_TASK ITEM_.
Check every line in the listing below for "ffffff". Copy the ones where it occurs.

_DATA SHOWN_.
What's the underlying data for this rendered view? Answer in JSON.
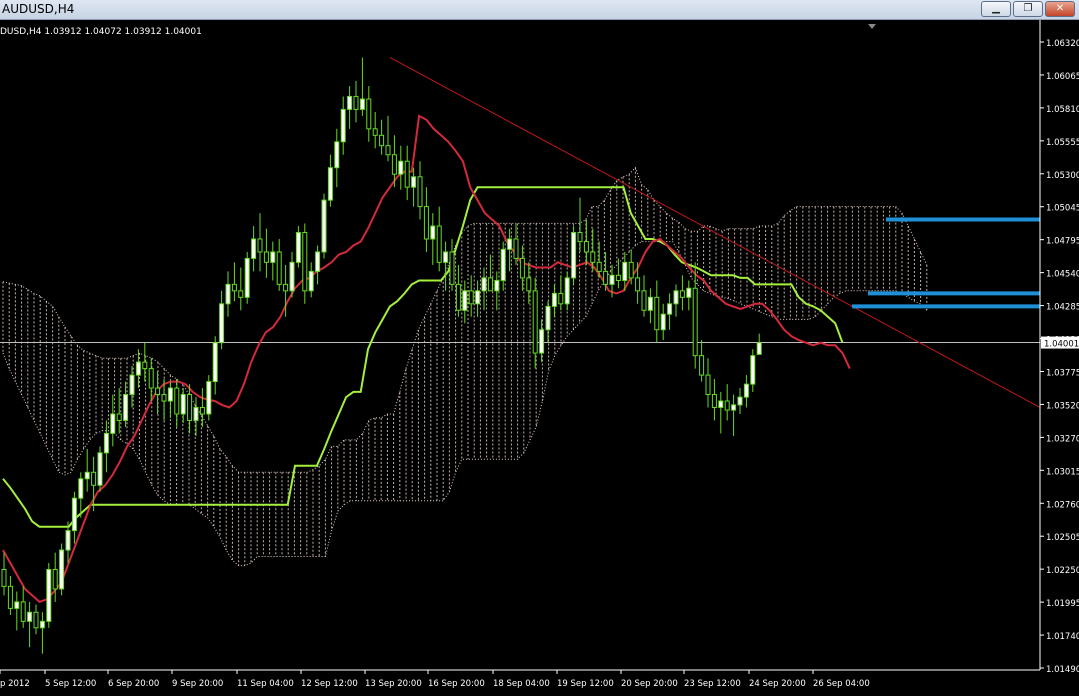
{
  "window": {
    "title": "AUDUSD,H4",
    "buttons": [
      "minimize",
      "restore",
      "close"
    ]
  },
  "chart_data": {
    "type": "candlestick",
    "symbol_info": "DUSD,H4  1.03912 1.04072 1.03912 1.04001",
    "timeframe": "H4",
    "ylim": [
      1.0149,
      1.0632
    ],
    "y_ticks": [
      "1.06320",
      "1.06065",
      "1.05810",
      "1.05555",
      "1.05300",
      "1.05045",
      "1.04795",
      "1.04540",
      "1.04285",
      "1.04030",
      "1.03775",
      "1.03520",
      "1.03270",
      "1.03015",
      "1.02760",
      "1.02505",
      "1.02250",
      "1.01995",
      "1.01740",
      "1.01490"
    ],
    "x_ticks": [
      "p 2012",
      "5 Sep 12:00",
      "6 Sep 20:00",
      "9 Sep 20:00",
      "11 Sep 04:00",
      "12 Sep 12:00",
      "13 Sep 20:00",
      "16 Sep 20:00",
      "18 Sep 04:00",
      "19 Sep 12:00",
      "20 Sep 20:00",
      "23 Sep 12:00",
      "24 Sep 20:00",
      "26 Sep 04:00"
    ],
    "current_price": "1.04001",
    "colors": {
      "background": "#000000",
      "axis_text": "#ffffff",
      "bull_candle": "#ffffff",
      "bear_candle": "#000000",
      "wick": "#66dd22",
      "tenkan": "#d42a3c",
      "kijun": "#a4f03c",
      "cloud": "#e8d0c8",
      "trendline": "#c01818",
      "support_lines": "#1f8fd6",
      "price_line": "#c0c0c0"
    },
    "candles": [
      [
        1.0225,
        1.0238,
        1.0205,
        1.0212
      ],
      [
        1.0212,
        1.022,
        1.019,
        1.0195
      ],
      [
        1.0195,
        1.0208,
        1.0178,
        1.02
      ],
      [
        1.02,
        1.0212,
        1.018,
        1.0185
      ],
      [
        1.0185,
        1.02,
        1.0165,
        1.0192
      ],
      [
        1.0192,
        1.0198,
        1.0175,
        1.018
      ],
      [
        1.018,
        1.0192,
        1.016,
        1.0185
      ],
      [
        1.0185,
        1.023,
        1.018,
        1.0225
      ],
      [
        1.0225,
        1.0238,
        1.02,
        1.021
      ],
      [
        1.021,
        1.0245,
        1.0205,
        1.024
      ],
      [
        1.024,
        1.0262,
        1.023,
        1.0255
      ],
      [
        1.0255,
        1.0285,
        1.0245,
        1.028
      ],
      [
        1.028,
        1.03,
        1.0265,
        1.0295
      ],
      [
        1.0295,
        1.0318,
        1.0285,
        1.03
      ],
      [
        1.03,
        1.0312,
        1.027,
        1.029
      ],
      [
        1.029,
        1.032,
        1.0285,
        1.0315
      ],
      [
        1.0315,
        1.034,
        1.03,
        1.033
      ],
      [
        1.033,
        1.036,
        1.032,
        1.0345
      ],
      [
        1.0345,
        1.0365,
        1.033,
        1.034
      ],
      [
        1.034,
        1.037,
        1.0335,
        1.036
      ],
      [
        1.036,
        1.0382,
        1.035,
        1.0375
      ],
      [
        1.0375,
        1.0395,
        1.0365,
        1.0385
      ],
      [
        1.0385,
        1.04,
        1.037,
        1.038
      ],
      [
        1.038,
        1.0388,
        1.0355,
        1.0365
      ],
      [
        1.0365,
        1.0378,
        1.0345,
        1.036
      ],
      [
        1.036,
        1.0372,
        1.034,
        1.0355
      ],
      [
        1.0355,
        1.037,
        1.0342,
        1.0365
      ],
      [
        1.0365,
        1.0372,
        1.0335,
        1.0345
      ],
      [
        1.0345,
        1.0365,
        1.0338,
        1.036
      ],
      [
        1.036,
        1.0368,
        1.033,
        1.034
      ],
      [
        1.034,
        1.0358,
        1.0328,
        1.035
      ],
      [
        1.035,
        1.0365,
        1.0335,
        1.0345
      ],
      [
        1.0345,
        1.0375,
        1.034,
        1.037
      ],
      [
        1.037,
        1.0405,
        1.036,
        1.04
      ],
      [
        1.04,
        1.044,
        1.0395,
        1.043
      ],
      [
        1.043,
        1.0455,
        1.042,
        1.0445
      ],
      [
        1.0445,
        1.0462,
        1.0432,
        1.044
      ],
      [
        1.044,
        1.0458,
        1.0425,
        1.0435
      ],
      [
        1.0435,
        1.047,
        1.043,
        1.0465
      ],
      [
        1.0465,
        1.049,
        1.0455,
        1.048
      ],
      [
        1.048,
        1.05,
        1.0455,
        1.047
      ],
      [
        1.047,
        1.0488,
        1.045,
        1.0462
      ],
      [
        1.0462,
        1.0478,
        1.0448,
        1.047
      ],
      [
        1.047,
        1.048,
        1.044,
        1.0445
      ],
      [
        1.0445,
        1.046,
        1.042,
        1.044
      ],
      [
        1.044,
        1.047,
        1.0435,
        1.0462
      ],
      [
        1.0462,
        1.049,
        1.0458,
        1.0485
      ],
      [
        1.0485,
        1.0492,
        1.043,
        1.044
      ],
      [
        1.044,
        1.0462,
        1.0435,
        1.0455
      ],
      [
        1.0455,
        1.0475,
        1.0445,
        1.047
      ],
      [
        1.047,
        1.0515,
        1.0465,
        1.051
      ],
      [
        1.051,
        1.0545,
        1.0505,
        1.0535
      ],
      [
        1.0535,
        1.0565,
        1.052,
        1.0555
      ],
      [
        1.0555,
        1.059,
        1.0545,
        1.058
      ],
      [
        1.058,
        1.0598,
        1.0565,
        1.059
      ],
      [
        1.059,
        1.0602,
        1.057,
        1.058
      ],
      [
        1.058,
        1.062,
        1.0575,
        1.0588
      ],
      [
        1.0588,
        1.0598,
        1.0555,
        1.0565
      ],
      [
        1.0565,
        1.0578,
        1.055,
        1.056
      ],
      [
        1.056,
        1.0572,
        1.0545,
        1.0552
      ],
      [
        1.0552,
        1.0575,
        1.054,
        1.0545
      ],
      [
        1.0545,
        1.056,
        1.052,
        1.053
      ],
      [
        1.053,
        1.0552,
        1.0518,
        1.054
      ],
      [
        1.054,
        1.0552,
        1.051,
        1.052
      ],
      [
        1.052,
        1.0535,
        1.0505,
        1.0528
      ],
      [
        1.0528,
        1.054,
        1.0495,
        1.0505
      ],
      [
        1.0505,
        1.052,
        1.047,
        1.048
      ],
      [
        1.048,
        1.05,
        1.046,
        1.049
      ],
      [
        1.049,
        1.0505,
        1.0455,
        1.0462
      ],
      [
        1.0462,
        1.0478,
        1.044,
        1.047
      ],
      [
        1.047,
        1.048,
        1.044,
        1.0445
      ],
      [
        1.0445,
        1.046,
        1.042,
        1.0425
      ],
      [
        1.0425,
        1.0448,
        1.0415,
        1.044
      ],
      [
        1.044,
        1.0452,
        1.042,
        1.043
      ],
      [
        1.043,
        1.0448,
        1.042,
        1.044
      ],
      [
        1.044,
        1.0458,
        1.0425,
        1.045
      ],
      [
        1.045,
        1.0468,
        1.044,
        1.044
      ],
      [
        1.044,
        1.0455,
        1.0425,
        1.0448
      ],
      [
        1.0448,
        1.0478,
        1.044,
        1.0472
      ],
      [
        1.0472,
        1.0488,
        1.0455,
        1.048
      ],
      [
        1.048,
        1.0492,
        1.046,
        1.0465
      ],
      [
        1.0465,
        1.0475,
        1.044,
        1.045
      ],
      [
        1.045,
        1.0462,
        1.043,
        1.044
      ],
      [
        1.044,
        1.045,
        1.038,
        1.0392
      ],
      [
        1.0392,
        1.0418,
        1.0385,
        1.041
      ],
      [
        1.041,
        1.0432,
        1.04,
        1.0428
      ],
      [
        1.0428,
        1.0445,
        1.042,
        1.0438
      ],
      [
        1.0438,
        1.0452,
        1.0425,
        1.043
      ],
      [
        1.043,
        1.0455,
        1.0425,
        1.045
      ],
      [
        1.045,
        1.049,
        1.0445,
        1.0485
      ],
      [
        1.0485,
        1.0512,
        1.047,
        1.0478
      ],
      [
        1.0478,
        1.0495,
        1.046,
        1.047
      ],
      [
        1.047,
        1.0488,
        1.0455,
        1.0462
      ],
      [
        1.0462,
        1.0478,
        1.045,
        1.0455
      ],
      [
        1.0455,
        1.047,
        1.044,
        1.0445
      ],
      [
        1.0445,
        1.046,
        1.0435,
        1.0452
      ],
      [
        1.0452,
        1.0465,
        1.0442,
        1.0448
      ],
      [
        1.0448,
        1.047,
        1.044,
        1.0462
      ],
      [
        1.0462,
        1.0472,
        1.0445,
        1.045
      ],
      [
        1.045,
        1.0462,
        1.043,
        1.044
      ],
      [
        1.044,
        1.0452,
        1.042,
        1.0425
      ],
      [
        1.0425,
        1.0442,
        1.0415,
        1.0435
      ],
      [
        1.0435,
        1.0448,
        1.04,
        1.041
      ],
      [
        1.041,
        1.043,
        1.0402,
        1.0422
      ],
      [
        1.0422,
        1.0438,
        1.041,
        1.043
      ],
      [
        1.043,
        1.0445,
        1.042,
        1.044
      ],
      [
        1.044,
        1.0452,
        1.0425,
        1.0435
      ],
      [
        1.0435,
        1.0448,
        1.0425,
        1.0442
      ],
      [
        1.0442,
        1.0462,
        1.038,
        1.039
      ],
      [
        1.039,
        1.0402,
        1.037,
        1.0375
      ],
      [
        1.0375,
        1.0388,
        1.035,
        1.036
      ],
      [
        1.036,
        1.0372,
        1.034,
        1.035
      ],
      [
        1.035,
        1.0362,
        1.033,
        1.0355
      ],
      [
        1.0355,
        1.0368,
        1.034,
        1.0348
      ],
      [
        1.0348,
        1.036,
        1.0328,
        1.0352
      ],
      [
        1.0352,
        1.0365,
        1.0345,
        1.0358
      ],
      [
        1.0358,
        1.0375,
        1.035,
        1.0368
      ],
      [
        1.0368,
        1.0395,
        1.0362,
        1.039
      ],
      [
        1.0391,
        1.0407,
        1.0391,
        1.04
      ]
    ],
    "tenkan_sen": [
      1.024,
      1.023,
      1.022,
      1.021,
      1.0205,
      1.02,
      1.0202,
      1.0208,
      1.0215,
      1.023,
      1.0245,
      1.026,
      1.0275,
      1.0285,
      1.029,
      1.0298,
      1.0308,
      1.032,
      1.0328,
      1.034,
      1.0352,
      1.0362,
      1.0368,
      1.037,
      1.037,
      1.0368,
      1.0362,
      1.0358,
      1.0356,
      1.0355,
      1.0352,
      1.035,
      1.0355,
      1.0368,
      1.0385,
      1.0398,
      1.0408,
      1.0412,
      1.042,
      1.0432,
      1.0442,
      1.0448,
      1.045,
      1.0455,
      1.0458,
      1.0462,
      1.0468,
      1.047,
      1.0475,
      1.0478,
      1.0488,
      1.05,
      1.0512,
      1.052,
      1.0528,
      1.0532,
      1.0532,
      1.0575,
      1.0572,
      1.0565,
      1.056,
      1.0555,
      1.0548,
      1.054,
      1.052,
      1.051,
      1.05,
      1.0495,
      1.049,
      1.0478,
      1.047,
      1.0462,
      1.046,
      1.0458,
      1.0458,
      1.0458,
      1.0462,
      1.046,
      1.0458,
      1.046,
      1.0462,
      1.0458,
      1.045,
      1.044,
      1.0438,
      1.044,
      1.045,
      1.0458,
      1.047,
      1.0478,
      1.048,
      1.0475,
      1.047,
      1.0465,
      1.0458,
      1.0452,
      1.0448,
      1.044,
      1.0435,
      1.043,
      1.0428,
      1.0426,
      1.0428,
      1.043,
      1.043,
      1.0425,
      1.0418,
      1.041,
      1.0405,
      1.0402,
      1.04,
      1.0398,
      1.04,
      1.0398,
      1.0398,
      1.0392,
      1.038
    ],
    "kijun_sen": [
      1.0295,
      1.0288,
      1.028,
      1.0272,
      1.0262,
      1.0258,
      1.0258,
      1.0258,
      1.0258,
      1.0258,
      1.0265,
      1.027,
      1.0275,
      1.0275,
      1.0275,
      1.0275,
      1.0275,
      1.0275,
      1.0275,
      1.0275,
      1.0275,
      1.0275,
      1.0275,
      1.0275,
      1.0275,
      1.0275,
      1.0275,
      1.0275,
      1.0275,
      1.0275,
      1.0275,
      1.0275,
      1.0275,
      1.0275,
      1.0275,
      1.0275,
      1.0275,
      1.0275,
      1.0275,
      1.0275,
      1.0305,
      1.0305,
      1.0305,
      1.0305,
      1.0318,
      1.0332,
      1.0345,
      1.0358,
      1.0362,
      1.0362,
      1.0395,
      1.0408,
      1.0418,
      1.0428,
      1.0432,
      1.0438,
      1.0445,
      1.0448,
      1.0448,
      1.0448,
      1.0448,
      1.0455,
      1.0472,
      1.049,
      1.051,
      1.052,
      1.052,
      1.052,
      1.052,
      1.052,
      1.052,
      1.052,
      1.052,
      1.052,
      1.052,
      1.052,
      1.052,
      1.052,
      1.052,
      1.052,
      1.052,
      1.052,
      1.052,
      1.052,
      1.052,
      1.052,
      1.05,
      1.049,
      1.048,
      1.048,
      1.0478,
      1.0475,
      1.0468,
      1.0462,
      1.046,
      1.0458,
      1.0455,
      1.0452,
      1.0452,
      1.0452,
      1.0452,
      1.045,
      1.045,
      1.0445,
      1.0445,
      1.0445,
      1.0445,
      1.0445,
      1.0445,
      1.0435,
      1.043,
      1.0428,
      1.0425,
      1.042,
      1.0415,
      1.04
    ],
    "cloud_upper": [
      1.0447,
      1.0446,
      1.0445,
      1.0444,
      1.0441,
      1.0438,
      1.0436,
      1.0432,
      1.0428,
      1.042,
      1.0412,
      1.0405,
      1.0398,
      1.0394,
      1.0392,
      1.039,
      1.0388,
      1.0388,
      1.0388,
      1.0388,
      1.0388,
      1.039,
      1.0392,
      1.039,
      1.0388,
      1.0385,
      1.038,
      1.0375,
      1.0372,
      1.0368,
      1.036,
      1.0352,
      1.0344,
      1.0336,
      1.0328,
      1.0318,
      1.0312,
      1.0305,
      1.03,
      1.03,
      1.03,
      1.03,
      1.03,
      1.03,
      1.03,
      1.03,
      1.03,
      1.03,
      1.03,
      1.03,
      1.0302,
      1.0305,
      1.031,
      1.032,
      1.032,
      1.0325,
      1.0325,
      1.0325,
      1.033,
      1.034,
      1.0342,
      1.0342,
      1.0345,
      1.0345,
      1.0362,
      1.038,
      1.0395,
      1.041,
      1.042,
      1.043,
      1.044,
      1.045,
      1.0462,
      1.0475,
      1.0485,
      1.049,
      1.0492,
      1.0492,
      1.0492,
      1.0492,
      1.0492,
      1.0492,
      1.0492,
      1.0492,
      1.0492,
      1.0492,
      1.0492,
      1.0492,
      1.0492,
      1.0492,
      1.0492,
      1.0492,
      1.0492,
      1.0492,
      1.0495,
      1.0505,
      1.0505,
      1.051,
      1.0518,
      1.0525,
      1.0528,
      1.053,
      1.0535,
      1.0522,
      1.0518,
      1.051,
      1.0505,
      1.05,
      1.0496,
      1.0493,
      1.0488,
      1.0486,
      1.0486,
      1.049,
      1.049,
      1.0488,
      1.0486,
      1.0488,
      1.0488,
      1.0488,
      1.0488,
      1.0488,
      1.049,
      1.049,
      1.049,
      1.0492,
      1.0498,
      1.0502,
      1.0505,
      1.0505,
      1.0505,
      1.0505,
      1.0505,
      1.0505,
      1.0505,
      1.0505,
      1.0505,
      1.0505,
      1.0505,
      1.0505,
      1.0505,
      1.0505,
      1.0505,
      1.0505,
      1.0505,
      1.05,
      1.049,
      1.048,
      1.047,
      1.046
    ],
    "cloud_lower": [
      1.0392,
      1.038,
      1.037,
      1.036,
      1.035,
      1.034,
      1.033,
      1.032,
      1.031,
      1.03,
      1.0298,
      1.03,
      1.031,
      1.0318,
      1.0325,
      1.033,
      1.0332,
      1.0332,
      1.033,
      1.0325,
      1.0322,
      1.0318,
      1.031,
      1.03,
      1.029,
      1.0282,
      1.0278,
      1.0275,
      1.0275,
      1.0275,
      1.0275,
      1.0272,
      1.0268,
      1.0265,
      1.0258,
      1.025,
      1.024,
      1.0232,
      1.0228,
      1.0228,
      1.023,
      1.0235,
      1.0235,
      1.0235,
      1.0235,
      1.0235,
      1.0235,
      1.0235,
      1.0235,
      1.0235,
      1.0235,
      1.0235,
      1.0235,
      1.0255,
      1.027,
      1.0275,
      1.0278,
      1.0278,
      1.0278,
      1.0278,
      1.0278,
      1.0278,
      1.0278,
      1.0278,
      1.0278,
      1.0278,
      1.0278,
      1.0278,
      1.0278,
      1.0278,
      1.0278,
      1.0278,
      1.0285,
      1.03,
      1.031,
      1.031,
      1.031,
      1.031,
      1.031,
      1.031,
      1.031,
      1.031,
      1.031,
      1.031,
      1.0315,
      1.0325,
      1.0335,
      1.0355,
      1.0378,
      1.039,
      1.0398,
      1.0405,
      1.041,
      1.0415,
      1.042,
      1.043,
      1.044,
      1.0448,
      1.0455,
      1.046,
      1.0465,
      1.047,
      1.0475,
      1.0478,
      1.0478,
      1.0478,
      1.0478,
      1.0478,
      1.0478,
      1.047,
      1.046,
      1.045,
      1.0445,
      1.044,
      1.0438,
      1.0436,
      1.0435,
      1.0434,
      1.0432,
      1.043,
      1.0428,
      1.0426,
      1.0424,
      1.0422,
      1.042,
      1.0418,
      1.0418,
      1.0418,
      1.0418,
      1.0418,
      1.0418,
      1.042,
      1.0425,
      1.043,
      1.0435,
      1.0438,
      1.044,
      1.044,
      1.044,
      1.044,
      1.044,
      1.044,
      1.044,
      1.044,
      1.044,
      1.0438,
      1.0435,
      1.0432,
      1.043,
      1.0425
    ],
    "trendline": {
      "from": [
        1.062
      ],
      "to": [
        1.035
      ]
    },
    "support_lines": [
      1.0495,
      1.0438,
      1.0428
    ]
  }
}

_SOLUTION TO THE EXERCISE_.
      "axis_text": "#ffffff",
      "bull_candle": "#ffffff",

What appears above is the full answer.